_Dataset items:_

# # # # #

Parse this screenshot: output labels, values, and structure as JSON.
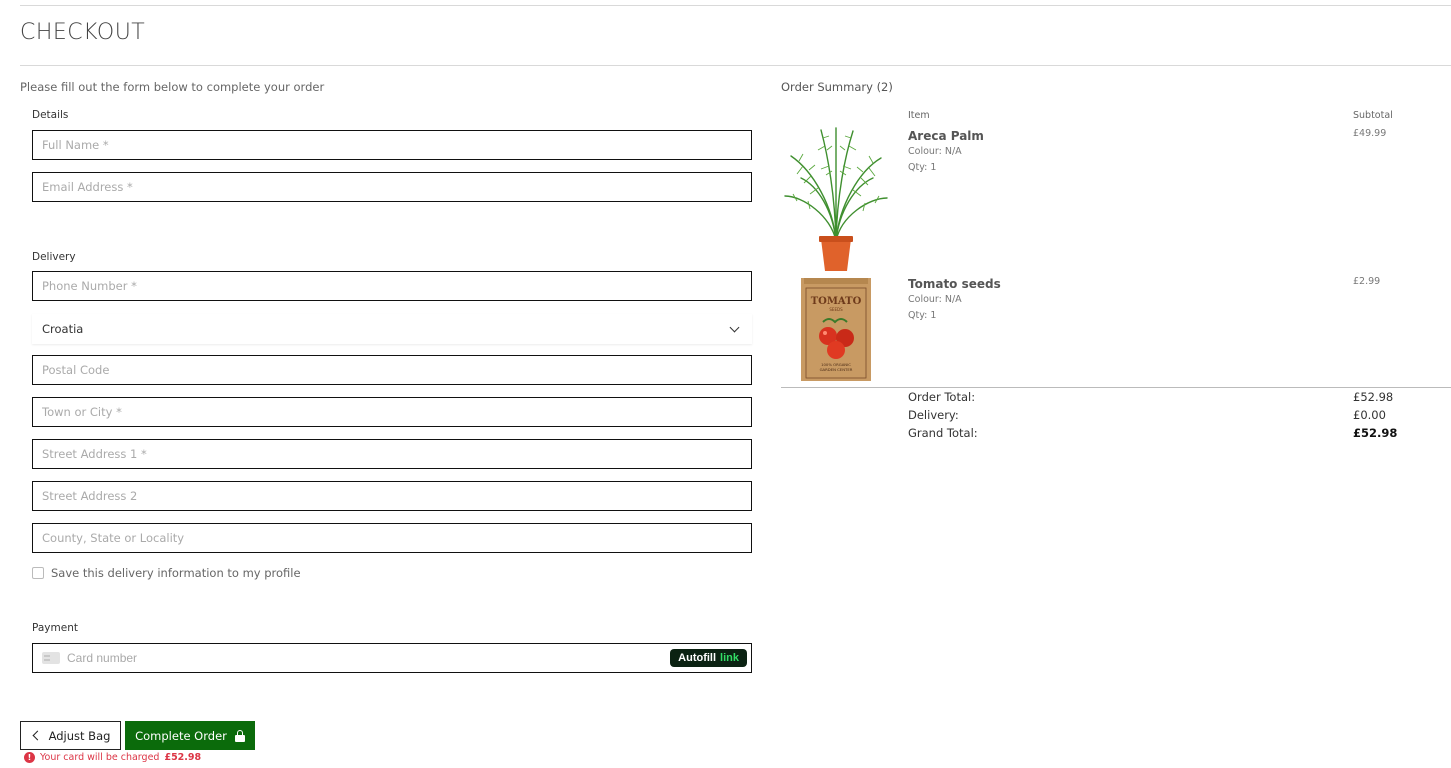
{
  "page": {
    "title": "CHECKOUT",
    "intro": "Please fill out the form below to complete your order"
  },
  "form": {
    "details_label": "Details",
    "full_name_placeholder": "Full Name *",
    "email_placeholder": "Email Address *",
    "delivery_label": "Delivery",
    "phone_placeholder": "Phone Number *",
    "country_value": "Croatia",
    "postal_placeholder": "Postal Code",
    "town_placeholder": "Town or City *",
    "street1_placeholder": "Street Address 1 *",
    "street2_placeholder": "Street Address 2",
    "county_placeholder": "County, State or Locality",
    "save_label": "Save this delivery information to my profile",
    "payment_label": "Payment",
    "card_placeholder": "Card number",
    "autofill_text": "Autofill",
    "autofill_link": "link"
  },
  "actions": {
    "adjust_label": "Adjust Bag",
    "complete_label": "Complete Order",
    "charge_text": "Your card will be charged",
    "charge_amount": "£52.98"
  },
  "summary": {
    "title": "Order Summary (2)",
    "col_item": "Item",
    "col_subtotal": "Subtotal",
    "items": [
      {
        "name": "Areca Palm",
        "colour": "Colour: N/A",
        "qty": "Qty: 1",
        "price": "£49.99"
      },
      {
        "name": "Tomato seeds",
        "colour": "Colour: N/A",
        "qty": "Qty: 1",
        "price": "£2.99"
      }
    ],
    "seed_packet": {
      "word": "TOMATO",
      "sub": "SEEDS",
      "footer1": "100% ORGANIC",
      "footer2": "GARDEN CENTER"
    },
    "order_total_label": "Order Total:",
    "order_total": "£52.98",
    "delivery_label": "Delivery:",
    "delivery": "£0.00",
    "grand_total_label": "Grand Total:",
    "grand_total": "£52.98"
  },
  "colors": {
    "complete_button": "#0b6b0b",
    "error": "#dc3545",
    "autofill_bg": "#0b2212",
    "autofill_link": "#33dd66"
  }
}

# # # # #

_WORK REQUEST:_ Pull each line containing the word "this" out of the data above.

_ANSWER BOX:_
Parse this screenshot: output labels, values, and structure as JSON.
    "save_label": "Save this delivery information to my profile",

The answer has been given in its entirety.